A double dose of dog: Joys & challenges with two pups

If you’re contemplating getting a second dog or adopting two pups at once, it’s important to consider the potential benefits and difficulties of becoming a double-dog household. Here’s the down low on upgrading to a dynamic dog duo.

The potential benefits of adopting two dogs include:

1. Entertainment and exercise

Active dogs will love having a friend to chase and play with. Having a playmate around all the time may also mean that your dogs are less likely to show negative behaviours associated with being bored or lonely.

2. Comfort

The transition to a new home is daunting for any pet, but arriving with a family member or a settled-in friend can help provide some comfort to your new pet and reduce those “first-night blues”.

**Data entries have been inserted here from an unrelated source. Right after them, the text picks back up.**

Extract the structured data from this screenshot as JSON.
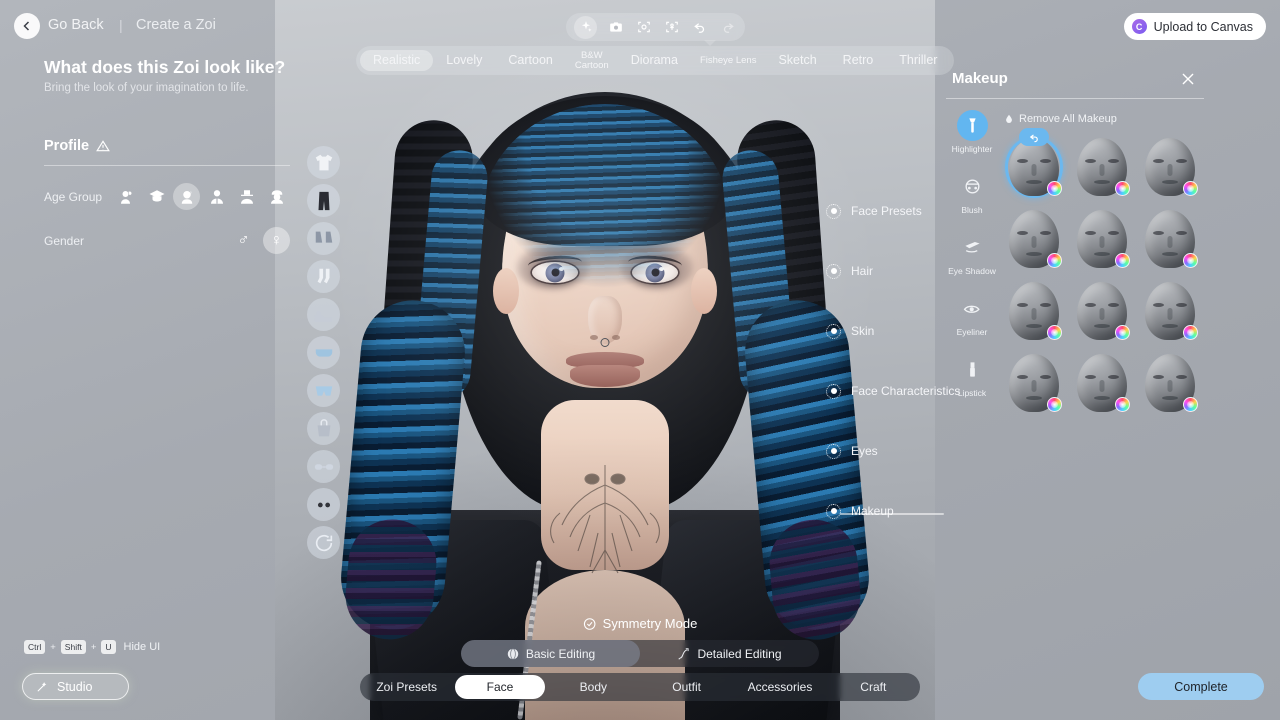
{
  "header": {
    "back_label": "Go Back",
    "divider": "|",
    "breadcrumb": "Create a Zoi",
    "upload_label": "Upload to Canvas",
    "canvas_logo_letter": "C",
    "tools": [
      {
        "name": "ai-sparkle-icon",
        "label": "AI Generate"
      },
      {
        "name": "camera-icon",
        "label": "Camera"
      },
      {
        "name": "face-framing-icon",
        "label": "Face Framing"
      },
      {
        "name": "body-framing-icon",
        "label": "Body Framing"
      },
      {
        "name": "undo-icon",
        "label": "Undo"
      },
      {
        "name": "redo-icon",
        "label": "Redo"
      }
    ]
  },
  "style_tabs": {
    "selected": "Realistic",
    "items": [
      {
        "label": "Realistic",
        "small": false
      },
      {
        "label": "Lovely",
        "small": false
      },
      {
        "label": "Cartoon",
        "small": false
      },
      {
        "label": "B&W Cartoon",
        "small": false
      },
      {
        "label": "Diorama",
        "small": false
      },
      {
        "label": "Fisheye Lens",
        "small": true
      },
      {
        "label": "Sketch",
        "small": false
      },
      {
        "label": "Retro",
        "small": false
      },
      {
        "label": "Thriller",
        "small": false
      }
    ]
  },
  "prompt": {
    "title": "What does this Zoi look like?",
    "subtitle": "Bring the look of your imagination to life."
  },
  "profile": {
    "title": "Profile",
    "warning_icon": "warning-triangle-icon",
    "age_group": {
      "label": "Age Group",
      "selected_index": 2,
      "options": [
        {
          "name": "infant",
          "icon": "baby-icon"
        },
        {
          "name": "child",
          "icon": "graduate-cap-icon"
        },
        {
          "name": "teen",
          "icon": "teen-icon"
        },
        {
          "name": "adult",
          "icon": "adult-icon"
        },
        {
          "name": "middle-aged",
          "icon": "hat-person-icon"
        },
        {
          "name": "elder",
          "icon": "elder-icon"
        }
      ]
    },
    "gender": {
      "label": "Gender",
      "selected": "female",
      "options": [
        {
          "name": "male",
          "glyph": "♂"
        },
        {
          "name": "female",
          "glyph": "♀"
        }
      ]
    }
  },
  "wardrobe": {
    "items": [
      {
        "name": "top-shirt",
        "icon": "tshirt-icon"
      },
      {
        "name": "bottom-pants",
        "icon": "pants-icon"
      },
      {
        "name": "shoes",
        "icon": "shoes-icon"
      },
      {
        "name": "socks",
        "icon": "socks-icon"
      },
      {
        "name": "sneakers",
        "icon": "sneakers-icon"
      },
      {
        "name": "bra",
        "icon": "bra-icon"
      },
      {
        "name": "underwear",
        "icon": "underwear-icon"
      },
      {
        "name": "accessories-bag",
        "icon": "bag-icon"
      },
      {
        "name": "glasses",
        "icon": "glasses-icon"
      },
      {
        "name": "earrings",
        "icon": "earrings-icon"
      },
      {
        "name": "reset-outfit",
        "icon": "reset-icon"
      }
    ]
  },
  "feature_menu": {
    "items": [
      {
        "label": "Face Presets"
      },
      {
        "label": "Hair"
      },
      {
        "label": "Skin"
      },
      {
        "label": "Face Characteristics"
      },
      {
        "label": "Eyes"
      },
      {
        "label": "Makeup"
      }
    ],
    "active": "Makeup"
  },
  "makeup_panel": {
    "title": "Makeup",
    "close_icon": "close-icon",
    "remove_all_label": "Remove All Makeup",
    "remove_all_icon": "droplet-icon",
    "categories": [
      {
        "label": "Highlighter",
        "icon": "highlighter-brush-icon",
        "active": true
      },
      {
        "label": "Blush",
        "icon": "blush-face-icon",
        "active": false
      },
      {
        "label": "Eye Shadow",
        "icon": "eyeshadow-brush-icon",
        "active": false
      },
      {
        "label": "Eyeliner",
        "icon": "eyeliner-icon",
        "active": false
      },
      {
        "label": "Lipstick",
        "icon": "lipstick-icon",
        "active": false
      }
    ],
    "selected_index": 0,
    "thumbnails": [
      {
        "id": "none",
        "has_undo_badge": true,
        "has_color_wheel": true
      },
      {
        "id": "preset-01",
        "has_undo_badge": false,
        "has_color_wheel": true
      },
      {
        "id": "preset-02",
        "has_undo_badge": false,
        "has_color_wheel": true
      },
      {
        "id": "preset-03",
        "has_undo_badge": false,
        "has_color_wheel": true
      },
      {
        "id": "preset-04",
        "has_undo_badge": false,
        "has_color_wheel": true
      },
      {
        "id": "preset-05",
        "has_undo_badge": false,
        "has_color_wheel": true
      },
      {
        "id": "preset-06",
        "has_undo_badge": false,
        "has_color_wheel": true
      },
      {
        "id": "preset-07",
        "has_undo_badge": false,
        "has_color_wheel": true
      },
      {
        "id": "preset-08",
        "has_undo_badge": false,
        "has_color_wheel": true
      },
      {
        "id": "preset-09",
        "has_undo_badge": false,
        "has_color_wheel": true
      },
      {
        "id": "preset-10",
        "has_undo_badge": false,
        "has_color_wheel": true
      },
      {
        "id": "preset-11",
        "has_undo_badge": false,
        "has_color_wheel": true
      }
    ]
  },
  "viewport_overlays": {
    "symmetry_label": "Symmetry Mode",
    "symmetry_icon": "symmetry-check-icon",
    "edit_modes": [
      {
        "label": "Basic Editing",
        "icon": "face-sphere-icon",
        "active": true
      },
      {
        "label": "Detailed Editing",
        "icon": "node-path-icon",
        "active": false
      }
    ]
  },
  "bottom_nav": {
    "active": "Face",
    "items": [
      {
        "label": "Zoi Presets"
      },
      {
        "label": "Face"
      },
      {
        "label": "Body"
      },
      {
        "label": "Outfit"
      },
      {
        "label": "Accessories"
      },
      {
        "label": "Craft"
      }
    ]
  },
  "footer": {
    "hide_ui": {
      "key1": "Ctrl",
      "plus1": "+",
      "key2": "Shift",
      "plus2": "+",
      "key3": "U",
      "label": "Hide UI"
    },
    "studio_label": "Studio",
    "studio_icon": "magic-wand-icon",
    "complete_label": "Complete"
  },
  "colors": {
    "accent_blue": "#6bb8ef",
    "complete_bg": "#9ecdf0",
    "canvas_purple": "#7b5cf0",
    "panel_bg": "#a9adb4"
  }
}
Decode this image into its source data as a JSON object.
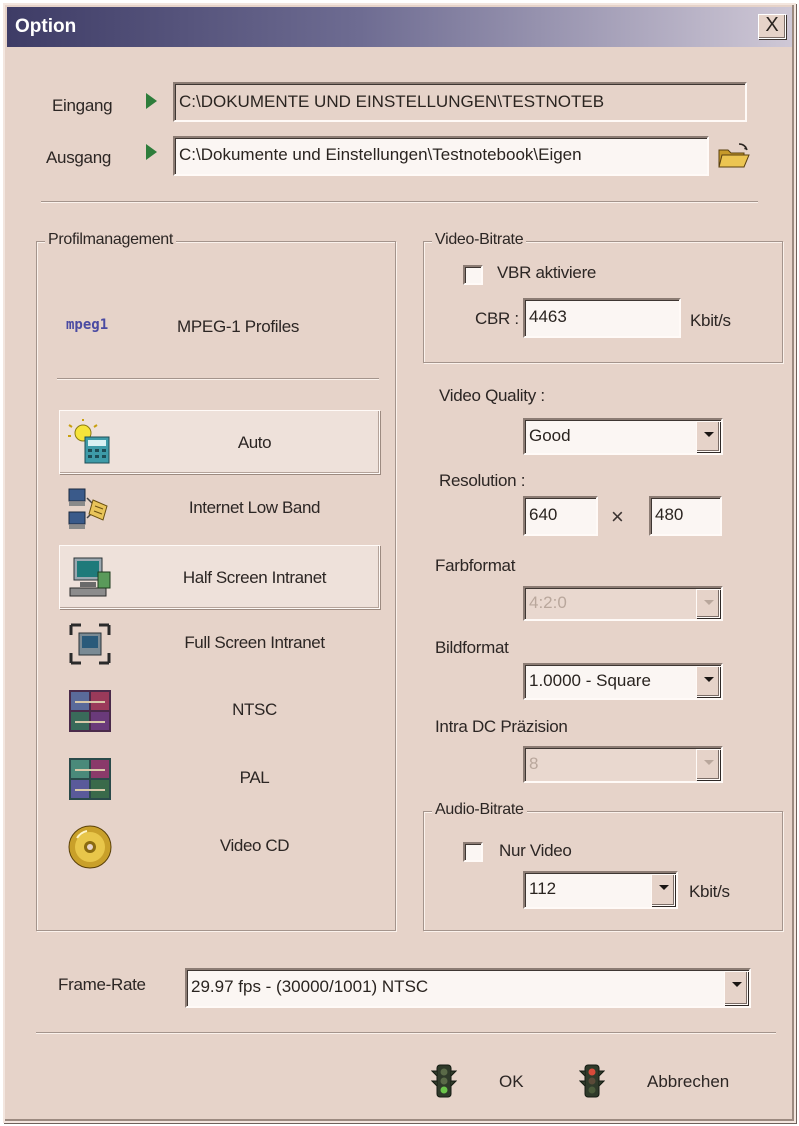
{
  "window": {
    "title": "Option",
    "close_glyph": "X"
  },
  "io": {
    "input_label": "Eingang",
    "input_value": "C:\\DOKUMENTE UND EINSTELLUNGEN\\TESTNOTEB",
    "output_label": "Ausgang",
    "output_value": "C:\\Dokumente und Einstellungen\\Testnotebook\\Eigen",
    "browse_icon": "folder-open-icon"
  },
  "profiles": {
    "group_title": "Profilmanagement",
    "badge": "mpeg1",
    "category": "MPEG-1 Profiles",
    "items": [
      {
        "label": "Auto",
        "icon": "auto-wizard-icon",
        "selected": true
      },
      {
        "label": "Internet Low Band",
        "icon": "network-computers-icon",
        "selected": false
      },
      {
        "label": "Half Screen Intranet",
        "icon": "half-screen-icon",
        "selected": true
      },
      {
        "label": "Full Screen Intranet",
        "icon": "full-screen-icon",
        "selected": false
      },
      {
        "label": "NTSC",
        "icon": "ntsc-icon",
        "selected": false
      },
      {
        "label": "PAL",
        "icon": "pal-icon",
        "selected": false
      },
      {
        "label": "Video CD",
        "icon": "video-cd-icon",
        "selected": false
      }
    ]
  },
  "video_bitrate": {
    "group_title": "Video-Bitrate",
    "vbr_label": "VBR aktiviere",
    "vbr_checked": false,
    "cbr_label": "CBR :",
    "cbr_value": "4463",
    "unit": "Kbit/s"
  },
  "video_quality": {
    "label": "Video Quality :",
    "value": "Good"
  },
  "resolution": {
    "label": "Resolution :",
    "width": "640",
    "times": "×",
    "height": "480"
  },
  "farbformat": {
    "label": "Farbformat",
    "value": "4:2:0",
    "enabled": false
  },
  "bildformat": {
    "label": "Bildformat",
    "value": "1.0000 - Square"
  },
  "intra_dc": {
    "label": "Intra DC Präzision",
    "value": "8",
    "enabled": false
  },
  "audio_bitrate": {
    "group_title": "Audio-Bitrate",
    "only_video_label": "Nur Video",
    "only_video_checked": false,
    "value": "112",
    "unit": "Kbit/s"
  },
  "frame_rate": {
    "label": "Frame-Rate",
    "value": "29.97 fps - (30000/1001) NTSC"
  },
  "buttons": {
    "ok_label": "OK",
    "ok_icon": "traffic-light-icon",
    "cancel_label": "Abbrechen",
    "cancel_icon": "traffic-light-icon"
  }
}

3. Learning

If you have a well-trained older dog, a new pup can learn a lot by following its older friend around. This can mean easier toilet training, obedience training, and walks and more settled behaviour at night.

4. Economies of scale

Double the pets usually doesn’t add up to double the work. Owners of new dogs often report that adding a second pet to their household doesn’t seem to change the workload too much, given their pet care routine is already in place.

Additionally, many owners find that their pets are less demanding of human attention if they are keen to interact with their canine siblings.

5. A new lease of life for older pets

Provided that early interactions are supervised to ensure a young puppy doesn’t excessively harass the older dog, introducing a younger dog to your more senior canine family member can give the older pet a new lease of life. Many owners report that their older dog becomes livelier and more playful in the presence of a pup.

However, before you eagerly sign up for a double dose of dog, it’s also important to consider the potential drawbacks of becoming a multi-pet household. These include:

1. Double the bills

As well as food, parasite control and pet insurance costs, consider the financial impact of doubling the costs for your pet’s medical care – this includes routine procedures (such as vaccination, desexing and dentals) and the treatment of any unwellness or injury episodes.

2. The settling-in period

It’s recommended not to leave a younger pup unsupervised with an older dog until you’re sure that the puppy respects the older dog’s limits and knows when to back off. This required supervision will temporarily increase your workload.

3. The potential for behavioural issues

Unfortunately, adding a second pet can prove problematic if either dog already has behavioural issues.

If either dog shows possessive aggression tendencies, having two pets could be dangerous unless you are prepared to take special precautions to prevent fights, such as only feeding pets whilst crated and not offering long-lasting chews.

Some owners have also adopted a second dog, expecting it to “cure” their current pet of separation anxiety or problematic barking issues, only to find that it either doesn’t make a difference or, even worse, that both pets start to demonstrate the problem behaviour!

For more personalised advice on multi-dog households and canine behaviour, consult our canine-competent team.